To do » Copy the entries exactly. Leave out any pictures.

Dataset rows describing interfaces
>>>>

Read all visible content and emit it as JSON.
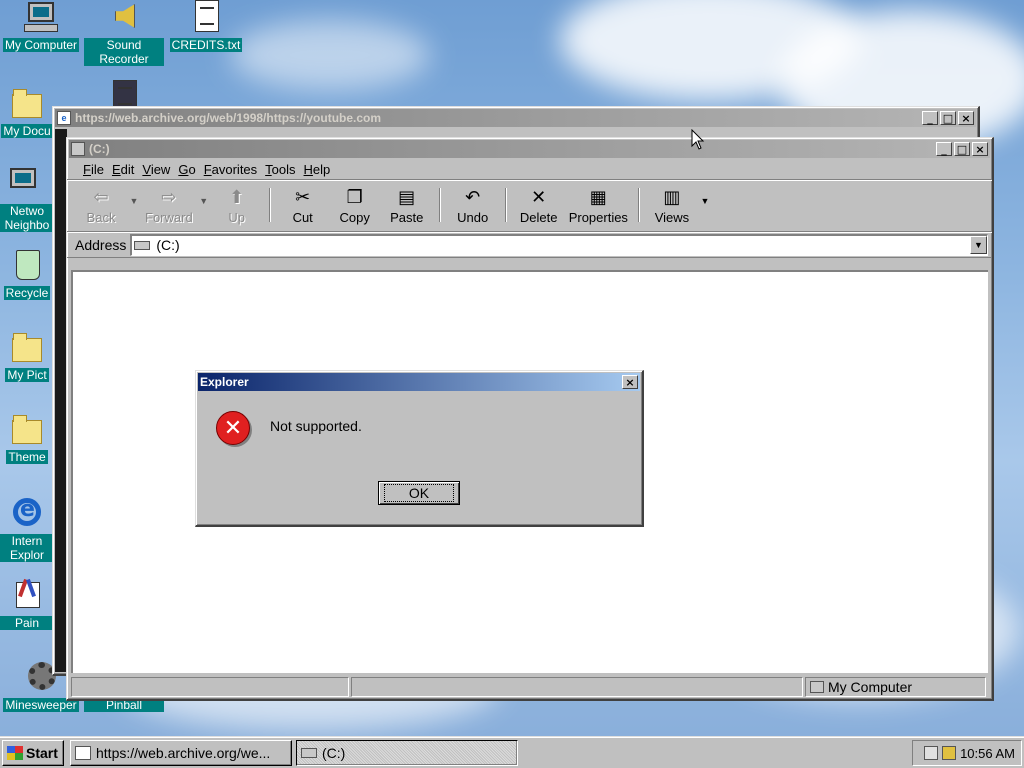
{
  "desktop": {
    "icons": [
      {
        "label": "My Computer"
      },
      {
        "label": "Sound Recorder"
      },
      {
        "label": "CREDITS.txt"
      },
      {
        "label": "My Docu"
      },
      {
        "label": "Netwo Neighbo"
      },
      {
        "label": "Recycle"
      },
      {
        "label": "My Pict"
      },
      {
        "label": "Theme"
      },
      {
        "label": "Intern Explor"
      },
      {
        "label": "Pain"
      },
      {
        "label": "Minesweeper"
      },
      {
        "label": "Pinball"
      }
    ]
  },
  "back_window": {
    "title": "https://web.archive.org/web/1998/https://youtube.com",
    "controls": {
      "minimize": "_",
      "maximize": "□",
      "close": "×"
    }
  },
  "explorer": {
    "title": "(C:)",
    "controls": {
      "minimize": "_",
      "maximize": "□",
      "close": "×"
    },
    "menu": [
      {
        "key": "F",
        "rest": "ile"
      },
      {
        "key": "E",
        "rest": "dit"
      },
      {
        "key": "V",
        "rest": "iew"
      },
      {
        "key": "G",
        "rest": "o"
      },
      {
        "key": "F",
        "rest": "avorites",
        "pre": "",
        "full": "Favorites"
      },
      {
        "key": "T",
        "rest": "ools"
      },
      {
        "key": "H",
        "rest": "elp"
      }
    ],
    "toolbar": {
      "back": "Back",
      "forward": "Forward",
      "up": "Up",
      "cut": "Cut",
      "copy": "Copy",
      "paste": "Paste",
      "undo": "Undo",
      "delete": "Delete",
      "properties": "Properties",
      "views": "Views"
    },
    "address": {
      "label": "Address",
      "value": "(C:)"
    },
    "status": {
      "location": "My Computer"
    }
  },
  "dialog": {
    "title": "Explorer",
    "message": "Not supported.",
    "ok_label": "OK",
    "close": "×"
  },
  "taskbar": {
    "start_label": "Start",
    "items": [
      {
        "label": "https://web.archive.org/we..."
      },
      {
        "label": "(C:)"
      }
    ],
    "clock": "10:56 AM"
  }
}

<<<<

Solution for this task »
Read all visible content and emit it as JSON.
{
  "desktop": {
    "icons": [
      {
        "label": "My Computer"
      },
      {
        "label": "Sound Recorder"
      },
      {
        "label": "CREDITS.txt"
      },
      {
        "label": "My Docu"
      },
      {
        "label": "Netwo Neighbo"
      },
      {
        "label": "Recycle"
      },
      {
        "label": "My Pict"
      },
      {
        "label": "Theme"
      },
      {
        "label": "Intern Explor"
      },
      {
        "label": "Pain"
      },
      {
        "label": "Minesweeper"
      },
      {
        "label": "Pinball"
      }
    ]
  },
  "back_window": {
    "title": "https://web.archive.org/web/1998/https://youtube.com",
    "controls": {
      "minimize": "_",
      "maximize": "□",
      "close": "×"
    }
  },
  "explorer": {
    "title": "(C:)",
    "controls": {
      "minimize": "_",
      "maximize": "□",
      "close": "×"
    },
    "menu": [
      {
        "key": "F",
        "rest": "ile"
      },
      {
        "key": "E",
        "rest": "dit"
      },
      {
        "key": "V",
        "rest": "iew"
      },
      {
        "key": "G",
        "rest": "o"
      },
      {
        "key": "F",
        "rest": "avorites",
        "pre": "",
        "full": "Favorites"
      },
      {
        "key": "T",
        "rest": "ools"
      },
      {
        "key": "H",
        "rest": "elp"
      }
    ],
    "toolbar": {
      "back": "Back",
      "forward": "Forward",
      "up": "Up",
      "cut": "Cut",
      "copy": "Copy",
      "paste": "Paste",
      "undo": "Undo",
      "delete": "Delete",
      "properties": "Properties",
      "views": "Views"
    },
    "address": {
      "label": "Address",
      "value": "(C:)"
    },
    "status": {
      "location": "My Computer"
    }
  },
  "dialog": {
    "title": "Explorer",
    "message": "Not supported.",
    "ok_label": "OK",
    "close": "×"
  },
  "taskbar": {
    "start_label": "Start",
    "items": [
      {
        "label": "https://web.archive.org/we..."
      },
      {
        "label": "(C:)"
      }
    ],
    "clock": "10:56 AM"
  }
}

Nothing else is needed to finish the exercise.